[[ Recorded data open ]]

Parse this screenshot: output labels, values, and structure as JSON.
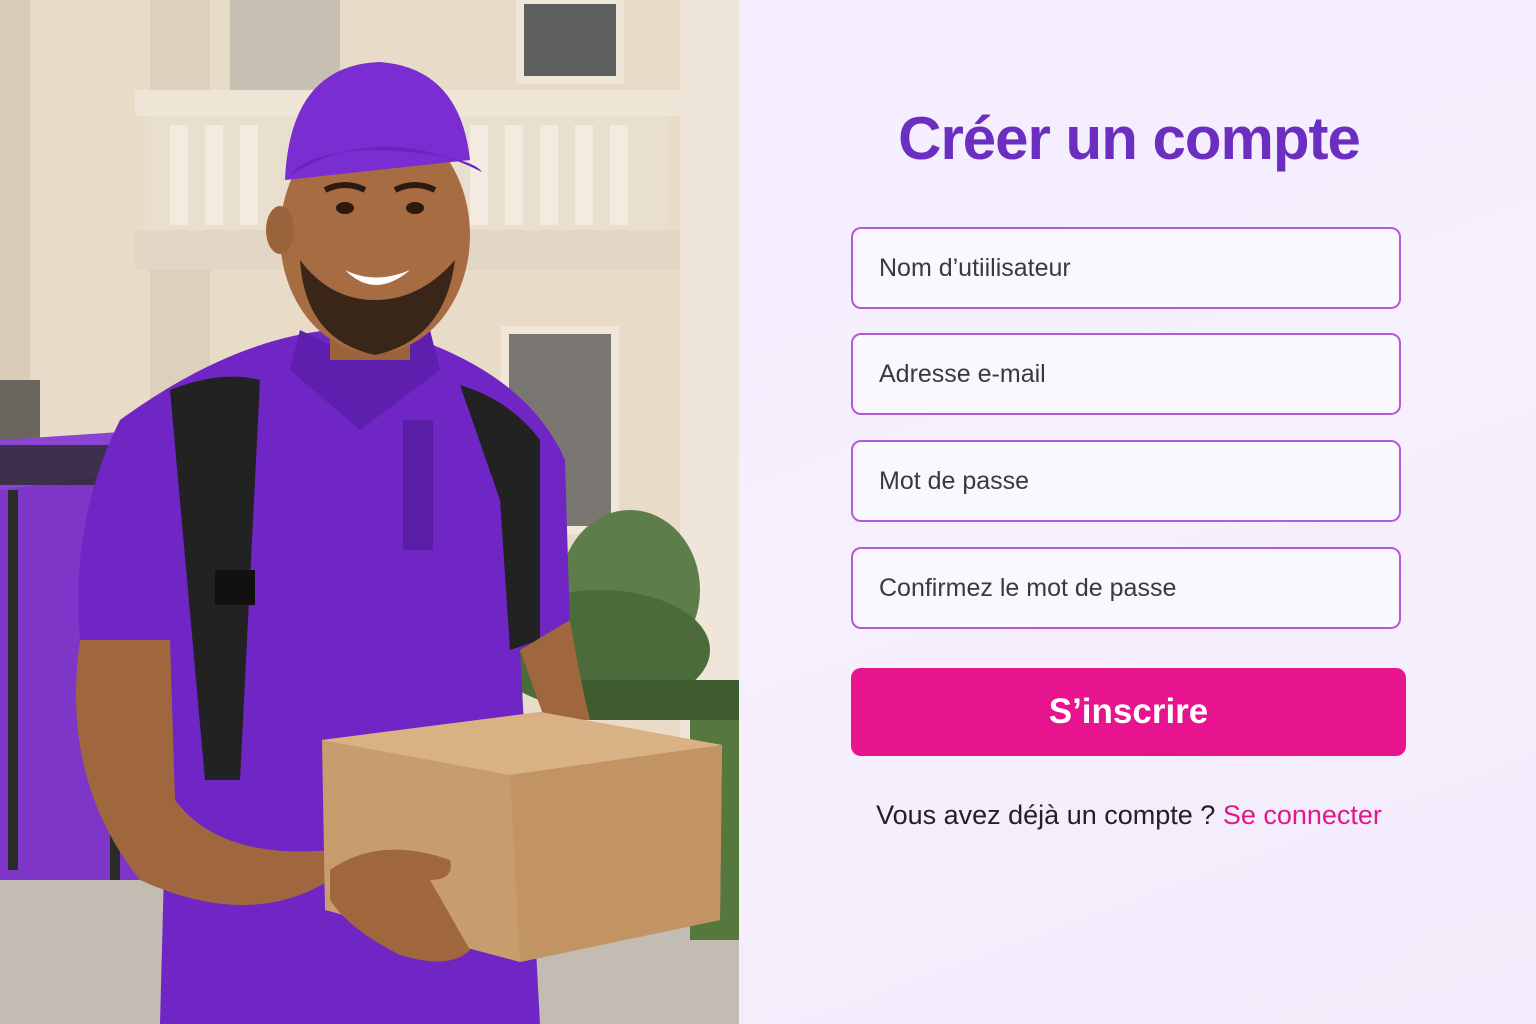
{
  "signup_form": {
    "title": "Créer un compte",
    "fields": {
      "username_placeholder": "Nom d’utiilisateur",
      "email_placeholder": "Adresse e-mail",
      "password_placeholder": "Mot de passe",
      "confirm_password_placeholder": "Confirmez le mot de passe"
    },
    "submit_label": "S’inscrire",
    "login_prompt": "Vous avez déjà un compte ?",
    "login_link_label": "Se connecter"
  },
  "colors": {
    "accent_purple": "#6b2ec0",
    "field_border": "#b55ad6",
    "button_pink": "#e8138e",
    "link_pink": "#dc1a88",
    "form_background": "#f4eefe"
  }
}
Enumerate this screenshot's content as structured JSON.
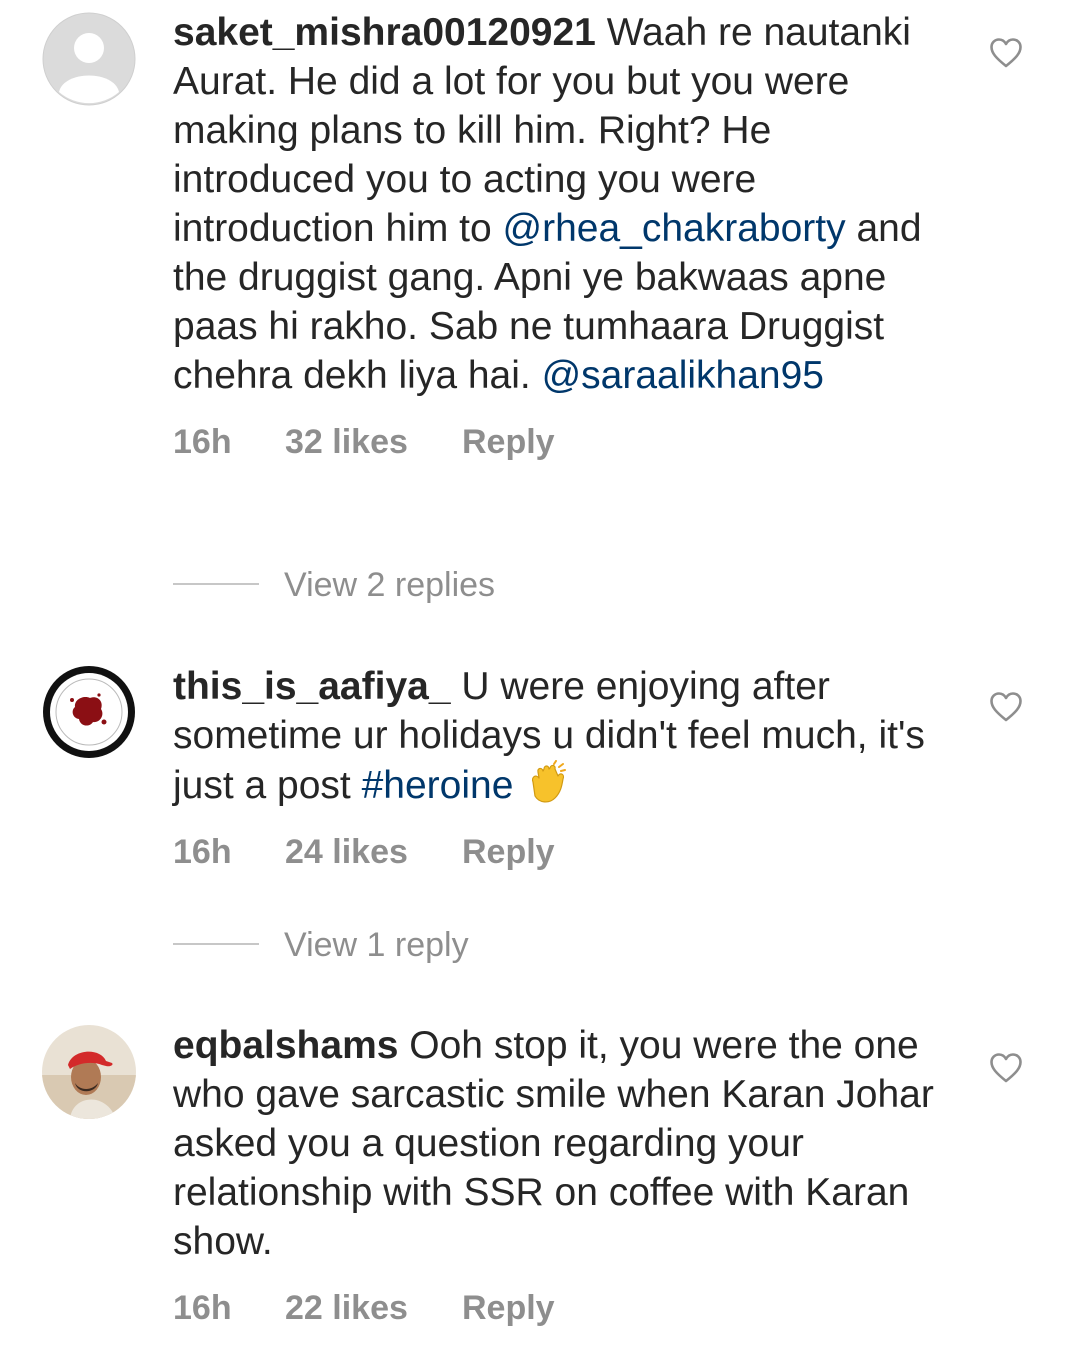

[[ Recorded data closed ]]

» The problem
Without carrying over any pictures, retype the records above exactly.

» Task response
Parse this screenshot: output labels, values, and structure as JSON.
{
  "signup_form": {
    "title": "Créer un compte",
    "fields": {
      "username_placeholder": "Nom d’utiilisateur",
      "email_placeholder": "Adresse e-mail",
      "password_placeholder": "Mot de passe",
      "confirm_password_placeholder": "Confirmez le mot de passe"
    },
    "submit_label": "S’inscrire",
    "login_prompt": "Vous avez déjà un compte ?",
    "login_link_label": "Se connecter"
  },
  "colors": {
    "accent_purple": "#6b2ec0",
    "field_border": "#b55ad6",
    "button_pink": "#e8138e",
    "link_pink": "#dc1a88",
    "form_background": "#f4eefe"
  }
}
Enumerate this screenshot's content as structured JSON.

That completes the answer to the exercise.